## TASK DESCRIPTION
The response must contain every line of the records that follow, duplicated exactly.
Segment Start: ENTRIES PROVIDED
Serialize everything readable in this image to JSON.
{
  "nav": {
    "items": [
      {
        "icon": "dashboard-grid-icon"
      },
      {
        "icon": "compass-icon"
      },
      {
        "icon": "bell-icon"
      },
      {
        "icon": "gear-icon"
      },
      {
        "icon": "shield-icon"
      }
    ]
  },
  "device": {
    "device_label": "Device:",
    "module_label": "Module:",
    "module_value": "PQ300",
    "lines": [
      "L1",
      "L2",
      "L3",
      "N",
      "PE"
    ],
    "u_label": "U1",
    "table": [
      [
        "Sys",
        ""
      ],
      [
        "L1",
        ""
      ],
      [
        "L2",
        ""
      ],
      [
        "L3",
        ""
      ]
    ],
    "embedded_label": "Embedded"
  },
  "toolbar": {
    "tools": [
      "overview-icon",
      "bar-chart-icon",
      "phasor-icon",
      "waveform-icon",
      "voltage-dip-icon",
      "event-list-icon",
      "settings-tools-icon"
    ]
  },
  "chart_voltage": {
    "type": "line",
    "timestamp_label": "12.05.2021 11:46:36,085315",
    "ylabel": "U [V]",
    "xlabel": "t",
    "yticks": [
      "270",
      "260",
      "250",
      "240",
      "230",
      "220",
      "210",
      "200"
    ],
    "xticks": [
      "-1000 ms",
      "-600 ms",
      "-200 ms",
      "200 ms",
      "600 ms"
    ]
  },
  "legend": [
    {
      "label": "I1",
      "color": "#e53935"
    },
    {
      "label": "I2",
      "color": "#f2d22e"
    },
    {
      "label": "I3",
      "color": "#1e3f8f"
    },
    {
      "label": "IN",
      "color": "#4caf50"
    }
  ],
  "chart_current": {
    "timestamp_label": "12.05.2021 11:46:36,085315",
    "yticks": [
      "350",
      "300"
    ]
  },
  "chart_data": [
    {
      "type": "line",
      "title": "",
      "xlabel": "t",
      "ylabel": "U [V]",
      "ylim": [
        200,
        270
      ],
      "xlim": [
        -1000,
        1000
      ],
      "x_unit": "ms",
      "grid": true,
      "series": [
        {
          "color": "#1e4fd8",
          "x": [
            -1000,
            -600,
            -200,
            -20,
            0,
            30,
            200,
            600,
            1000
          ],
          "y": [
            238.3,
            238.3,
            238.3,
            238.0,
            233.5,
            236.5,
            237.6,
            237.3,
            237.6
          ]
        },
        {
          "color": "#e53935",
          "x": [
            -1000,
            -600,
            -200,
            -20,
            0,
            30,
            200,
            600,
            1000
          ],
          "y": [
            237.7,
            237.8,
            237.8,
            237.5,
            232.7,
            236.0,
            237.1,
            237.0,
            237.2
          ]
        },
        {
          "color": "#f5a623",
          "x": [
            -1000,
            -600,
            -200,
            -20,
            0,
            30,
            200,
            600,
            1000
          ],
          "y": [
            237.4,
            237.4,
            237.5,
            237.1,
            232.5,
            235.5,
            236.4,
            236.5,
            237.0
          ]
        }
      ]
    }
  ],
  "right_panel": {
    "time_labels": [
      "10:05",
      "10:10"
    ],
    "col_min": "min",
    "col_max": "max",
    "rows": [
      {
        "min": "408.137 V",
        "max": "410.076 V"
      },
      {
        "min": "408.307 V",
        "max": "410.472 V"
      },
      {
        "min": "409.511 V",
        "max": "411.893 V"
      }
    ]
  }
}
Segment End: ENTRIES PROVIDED
## ANSWER SPACE
Serialize everything readable in this image to JSON.
{
  "nav": {
    "items": [
      {
        "icon": "dashboard-grid-icon"
      },
      {
        "icon": "compass-icon"
      },
      {
        "icon": "bell-icon"
      },
      {
        "icon": "gear-icon"
      },
      {
        "icon": "shield-icon"
      }
    ]
  },
  "device": {
    "device_label": "Device:",
    "module_label": "Module:",
    "module_value": "PQ300",
    "lines": [
      "L1",
      "L2",
      "L3",
      "N",
      "PE"
    ],
    "u_label": "U1",
    "table": [
      [
        "Sys",
        ""
      ],
      [
        "L1",
        ""
      ],
      [
        "L2",
        ""
      ],
      [
        "L3",
        ""
      ]
    ],
    "embedded_label": "Embedded"
  },
  "toolbar": {
    "tools": [
      "overview-icon",
      "bar-chart-icon",
      "phasor-icon",
      "waveform-icon",
      "voltage-dip-icon",
      "event-list-icon",
      "settings-tools-icon"
    ]
  },
  "chart_voltage": {
    "type": "line",
    "timestamp_label": "12.05.2021 11:46:36,085315",
    "ylabel": "U [V]",
    "xlabel": "t",
    "yticks": [
      "270",
      "260",
      "250",
      "240",
      "230",
      "220",
      "210",
      "200"
    ],
    "xticks": [
      "-1000 ms",
      "-600 ms",
      "-200 ms",
      "200 ms",
      "600 ms"
    ]
  },
  "legend": [
    {
      "label": "I1",
      "color": "#e53935"
    },
    {
      "label": "I2",
      "color": "#f2d22e"
    },
    {
      "label": "I3",
      "color": "#1e3f8f"
    },
    {
      "label": "IN",
      "color": "#4caf50"
    }
  ],
  "chart_current": {
    "timestamp_label": "12.05.2021 11:46:36,085315",
    "yticks": [
      "350",
      "300"
    ]
  },
  "chart_data": [
    {
      "type": "line",
      "title": "",
      "xlabel": "t",
      "ylabel": "U [V]",
      "ylim": [
        200,
        270
      ],
      "xlim": [
        -1000,
        1000
      ],
      "x_unit": "ms",
      "grid": true,
      "series": [
        {
          "color": "#1e4fd8",
          "x": [
            -1000,
            -600,
            -200,
            -20,
            0,
            30,
            200,
            600,
            1000
          ],
          "y": [
            238.3,
            238.3,
            238.3,
            238.0,
            233.5,
            236.5,
            237.6,
            237.3,
            237.6
          ]
        },
        {
          "color": "#e53935",
          "x": [
            -1000,
            -600,
            -200,
            -20,
            0,
            30,
            200,
            600,
            1000
          ],
          "y": [
            237.7,
            237.8,
            237.8,
            237.5,
            232.7,
            236.0,
            237.1,
            237.0,
            237.2
          ]
        },
        {
          "color": "#f5a623",
          "x": [
            -1000,
            -600,
            -200,
            -20,
            0,
            30,
            200,
            600,
            1000
          ],
          "y": [
            237.4,
            237.4,
            237.5,
            237.1,
            232.5,
            235.5,
            236.4,
            236.5,
            237.0
          ]
        }
      ]
    }
  ],
  "right_panel": {
    "time_labels": [
      "10:05",
      "10:10"
    ],
    "col_min": "min",
    "col_max": "max",
    "rows": [
      {
        "min": "408.137 V",
        "max": "410.076 V"
      },
      {
        "min": "408.307 V",
        "max": "410.472 V"
      },
      {
        "min": "409.511 V",
        "max": "411.893 V"
      }
    ]
  }
}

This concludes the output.